a brace definitely is not PURELY psychological, because there are some braces that distinctly do function as positive stops preventing hyperextension, as well as others that combine some anti-rotation features that are designed to protect the ACL.
a brace cannot be relied upon to protect all knee components 100% of the time, with that much I agree.
and well-trained supporting musculature is WAY better protection than any brace.
but for athletes who want extra caution and are willing to put up with the minor quarrels (muscles prematurely "pump," and quickness usually declines) the brace can provide some minor structural and MAJOR psychological support.
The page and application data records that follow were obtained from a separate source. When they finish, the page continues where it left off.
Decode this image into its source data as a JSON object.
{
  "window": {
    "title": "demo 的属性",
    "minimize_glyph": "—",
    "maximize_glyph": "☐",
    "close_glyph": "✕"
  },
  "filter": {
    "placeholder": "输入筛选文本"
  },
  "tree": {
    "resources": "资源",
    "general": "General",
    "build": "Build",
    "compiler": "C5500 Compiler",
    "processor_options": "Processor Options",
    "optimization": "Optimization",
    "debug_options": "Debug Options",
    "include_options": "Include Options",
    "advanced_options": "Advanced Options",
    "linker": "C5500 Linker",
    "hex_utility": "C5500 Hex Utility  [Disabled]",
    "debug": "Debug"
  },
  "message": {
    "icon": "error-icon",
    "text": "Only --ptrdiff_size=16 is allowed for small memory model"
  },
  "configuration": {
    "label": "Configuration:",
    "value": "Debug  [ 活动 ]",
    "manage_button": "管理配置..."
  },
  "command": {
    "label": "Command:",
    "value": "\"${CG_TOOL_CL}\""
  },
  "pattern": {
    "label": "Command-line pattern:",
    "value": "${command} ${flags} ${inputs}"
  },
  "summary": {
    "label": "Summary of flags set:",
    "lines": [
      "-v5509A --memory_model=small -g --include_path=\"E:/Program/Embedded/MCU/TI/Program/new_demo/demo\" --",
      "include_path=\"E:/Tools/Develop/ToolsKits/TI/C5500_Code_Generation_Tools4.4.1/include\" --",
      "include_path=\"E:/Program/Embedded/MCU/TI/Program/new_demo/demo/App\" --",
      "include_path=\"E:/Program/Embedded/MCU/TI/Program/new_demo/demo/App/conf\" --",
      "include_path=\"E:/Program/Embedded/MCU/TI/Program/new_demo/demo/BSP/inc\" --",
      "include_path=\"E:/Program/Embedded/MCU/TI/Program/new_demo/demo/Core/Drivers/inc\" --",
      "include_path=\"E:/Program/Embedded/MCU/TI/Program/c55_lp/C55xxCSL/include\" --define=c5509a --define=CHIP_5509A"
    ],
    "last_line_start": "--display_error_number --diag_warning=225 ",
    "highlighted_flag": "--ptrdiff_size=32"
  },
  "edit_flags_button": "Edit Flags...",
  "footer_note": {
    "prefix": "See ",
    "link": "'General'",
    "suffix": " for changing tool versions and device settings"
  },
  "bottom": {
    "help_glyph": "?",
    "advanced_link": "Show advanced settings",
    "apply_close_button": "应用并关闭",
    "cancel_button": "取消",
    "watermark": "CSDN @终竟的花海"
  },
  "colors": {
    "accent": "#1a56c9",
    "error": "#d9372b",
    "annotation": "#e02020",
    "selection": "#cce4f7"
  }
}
I've worn various iterations of anti-rotation ACL protection braces, ranging from a 1983-era Lenox-Hill custom to a 1999 BREG. I find that well-trained muscles are the best defense, but realistically speaking as one who sometimes has slacked on his PT/fitness, they are a decent safeguard if you are prone to joint injuries.
I am one of those loose-jointed people who is prone to sprains and tears. My last knee injury was a left ACL complete tear in December 1998, repaired in Feb 1999. I skied in the 1999-2000 season with braces on both knees, as it was my first season back on snow since about 1989 and that was only 3 years after a right ACL complete tear and reconstruction, in an era when skiing was at best done 1 year post-op. I skied in the 2000-2001 season for a few days with the left brace, but then quit using all braces completely. I haven't had any knee scares of any sort since returning to skiing in the 1999-2000 season.